A toaster oven costs about $0.03 an hour to run, a gas oven $0.07, and an electric oven $0.16, making toaster ovens more energy efficient.
Why is my electric bill doubled?
If the kilowatt-hours stay proportional to the total bill, then you are using more electricity. If the bill goes up a lot more than the kilowatt-hours, then you are on some sort of “rate plan” that punishes peak usage.
How can I fight a high electric bill?
In the case of your electric bill, it might be as simple as calling your state’s public utilities commission.
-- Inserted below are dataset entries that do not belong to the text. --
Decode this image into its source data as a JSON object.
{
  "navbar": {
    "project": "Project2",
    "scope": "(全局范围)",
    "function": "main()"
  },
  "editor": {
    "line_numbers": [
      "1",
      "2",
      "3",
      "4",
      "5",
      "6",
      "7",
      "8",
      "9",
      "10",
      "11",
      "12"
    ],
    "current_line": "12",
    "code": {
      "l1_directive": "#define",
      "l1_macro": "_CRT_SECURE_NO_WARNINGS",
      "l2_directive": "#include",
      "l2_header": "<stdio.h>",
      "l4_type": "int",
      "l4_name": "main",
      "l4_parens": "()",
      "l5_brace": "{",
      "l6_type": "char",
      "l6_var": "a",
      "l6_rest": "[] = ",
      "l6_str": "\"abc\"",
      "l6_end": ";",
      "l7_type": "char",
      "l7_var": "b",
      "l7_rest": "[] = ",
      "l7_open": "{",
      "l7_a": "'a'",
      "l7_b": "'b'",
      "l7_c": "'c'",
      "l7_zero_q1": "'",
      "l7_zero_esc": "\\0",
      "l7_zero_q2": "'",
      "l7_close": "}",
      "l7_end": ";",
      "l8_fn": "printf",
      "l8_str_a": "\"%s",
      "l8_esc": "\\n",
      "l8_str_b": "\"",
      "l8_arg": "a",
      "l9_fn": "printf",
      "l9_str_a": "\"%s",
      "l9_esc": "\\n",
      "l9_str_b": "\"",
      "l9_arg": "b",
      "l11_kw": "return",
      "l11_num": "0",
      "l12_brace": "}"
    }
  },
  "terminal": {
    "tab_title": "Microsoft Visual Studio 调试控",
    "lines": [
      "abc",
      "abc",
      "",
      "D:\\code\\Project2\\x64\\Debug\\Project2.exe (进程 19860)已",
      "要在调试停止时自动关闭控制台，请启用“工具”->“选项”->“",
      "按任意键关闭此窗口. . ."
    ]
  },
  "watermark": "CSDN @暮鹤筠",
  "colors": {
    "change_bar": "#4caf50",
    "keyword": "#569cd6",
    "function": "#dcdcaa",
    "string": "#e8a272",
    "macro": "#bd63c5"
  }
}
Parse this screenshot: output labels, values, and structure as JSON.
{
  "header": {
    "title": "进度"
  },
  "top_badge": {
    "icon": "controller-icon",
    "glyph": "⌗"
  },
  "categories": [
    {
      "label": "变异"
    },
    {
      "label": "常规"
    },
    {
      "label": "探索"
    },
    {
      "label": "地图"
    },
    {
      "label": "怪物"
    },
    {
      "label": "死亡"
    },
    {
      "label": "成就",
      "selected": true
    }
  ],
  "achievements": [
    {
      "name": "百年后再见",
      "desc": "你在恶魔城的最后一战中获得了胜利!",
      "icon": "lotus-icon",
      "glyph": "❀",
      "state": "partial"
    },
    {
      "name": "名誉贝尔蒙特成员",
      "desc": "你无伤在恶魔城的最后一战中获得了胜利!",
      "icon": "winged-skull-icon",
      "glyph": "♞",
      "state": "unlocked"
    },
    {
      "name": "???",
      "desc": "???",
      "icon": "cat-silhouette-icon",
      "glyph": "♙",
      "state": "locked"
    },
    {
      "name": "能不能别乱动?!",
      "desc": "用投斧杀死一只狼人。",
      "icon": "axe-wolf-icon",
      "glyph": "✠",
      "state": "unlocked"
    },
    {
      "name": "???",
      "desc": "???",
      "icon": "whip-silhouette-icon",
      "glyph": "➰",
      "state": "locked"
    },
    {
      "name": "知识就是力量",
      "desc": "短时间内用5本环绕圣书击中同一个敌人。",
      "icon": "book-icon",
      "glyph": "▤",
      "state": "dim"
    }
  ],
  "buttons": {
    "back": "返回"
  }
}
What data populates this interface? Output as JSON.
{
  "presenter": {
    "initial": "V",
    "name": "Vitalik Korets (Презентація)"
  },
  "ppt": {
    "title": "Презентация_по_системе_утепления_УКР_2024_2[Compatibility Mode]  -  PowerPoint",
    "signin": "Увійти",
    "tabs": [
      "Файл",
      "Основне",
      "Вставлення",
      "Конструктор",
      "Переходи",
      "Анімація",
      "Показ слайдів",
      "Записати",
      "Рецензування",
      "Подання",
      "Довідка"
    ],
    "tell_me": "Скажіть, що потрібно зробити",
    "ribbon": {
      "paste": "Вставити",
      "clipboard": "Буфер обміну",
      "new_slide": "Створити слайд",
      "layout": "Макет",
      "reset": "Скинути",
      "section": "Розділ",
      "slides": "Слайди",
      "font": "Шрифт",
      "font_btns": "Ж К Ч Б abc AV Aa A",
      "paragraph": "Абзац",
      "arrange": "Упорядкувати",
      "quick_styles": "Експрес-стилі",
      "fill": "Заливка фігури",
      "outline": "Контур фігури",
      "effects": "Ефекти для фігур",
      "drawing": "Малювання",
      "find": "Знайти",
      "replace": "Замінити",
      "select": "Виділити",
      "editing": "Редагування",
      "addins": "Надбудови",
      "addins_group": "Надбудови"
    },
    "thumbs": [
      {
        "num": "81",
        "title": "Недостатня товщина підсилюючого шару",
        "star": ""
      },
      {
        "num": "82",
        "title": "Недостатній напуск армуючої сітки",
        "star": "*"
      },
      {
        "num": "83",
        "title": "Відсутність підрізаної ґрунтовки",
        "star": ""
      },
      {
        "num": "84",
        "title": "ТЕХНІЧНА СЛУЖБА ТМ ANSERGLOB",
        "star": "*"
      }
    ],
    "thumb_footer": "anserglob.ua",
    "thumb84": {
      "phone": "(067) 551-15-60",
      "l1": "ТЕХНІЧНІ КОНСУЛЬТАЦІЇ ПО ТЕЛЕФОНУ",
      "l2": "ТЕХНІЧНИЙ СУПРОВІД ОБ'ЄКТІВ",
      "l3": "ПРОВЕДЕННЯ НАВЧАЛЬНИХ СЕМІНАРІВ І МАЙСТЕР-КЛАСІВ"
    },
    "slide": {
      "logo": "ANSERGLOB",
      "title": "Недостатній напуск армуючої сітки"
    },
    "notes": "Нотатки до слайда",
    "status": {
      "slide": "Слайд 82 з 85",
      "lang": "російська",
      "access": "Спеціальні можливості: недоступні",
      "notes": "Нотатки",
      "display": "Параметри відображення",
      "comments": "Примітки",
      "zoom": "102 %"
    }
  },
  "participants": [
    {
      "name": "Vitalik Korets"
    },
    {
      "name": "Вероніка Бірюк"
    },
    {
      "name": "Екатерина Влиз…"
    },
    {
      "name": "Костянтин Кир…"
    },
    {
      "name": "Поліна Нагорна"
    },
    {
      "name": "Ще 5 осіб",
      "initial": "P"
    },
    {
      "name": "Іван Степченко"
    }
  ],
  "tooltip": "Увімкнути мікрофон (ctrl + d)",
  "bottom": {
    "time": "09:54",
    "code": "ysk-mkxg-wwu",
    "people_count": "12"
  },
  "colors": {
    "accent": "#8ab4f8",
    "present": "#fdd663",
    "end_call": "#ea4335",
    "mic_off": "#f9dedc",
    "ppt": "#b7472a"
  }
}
Or you might be able to call the National Association of State Utility Advocates, or NASUCA. This is a special group that helps utility consumers in state and federal court.
What uses the most electricity in a house?
What Uses the Most Electricity in My Home?
- Air conditioning and heating: 46 percent.
- Water heating: 14 percent.
- Appliances: 13 percent.
- Lighting: 9 percent.
- TV and Media Equipment: 4 percent.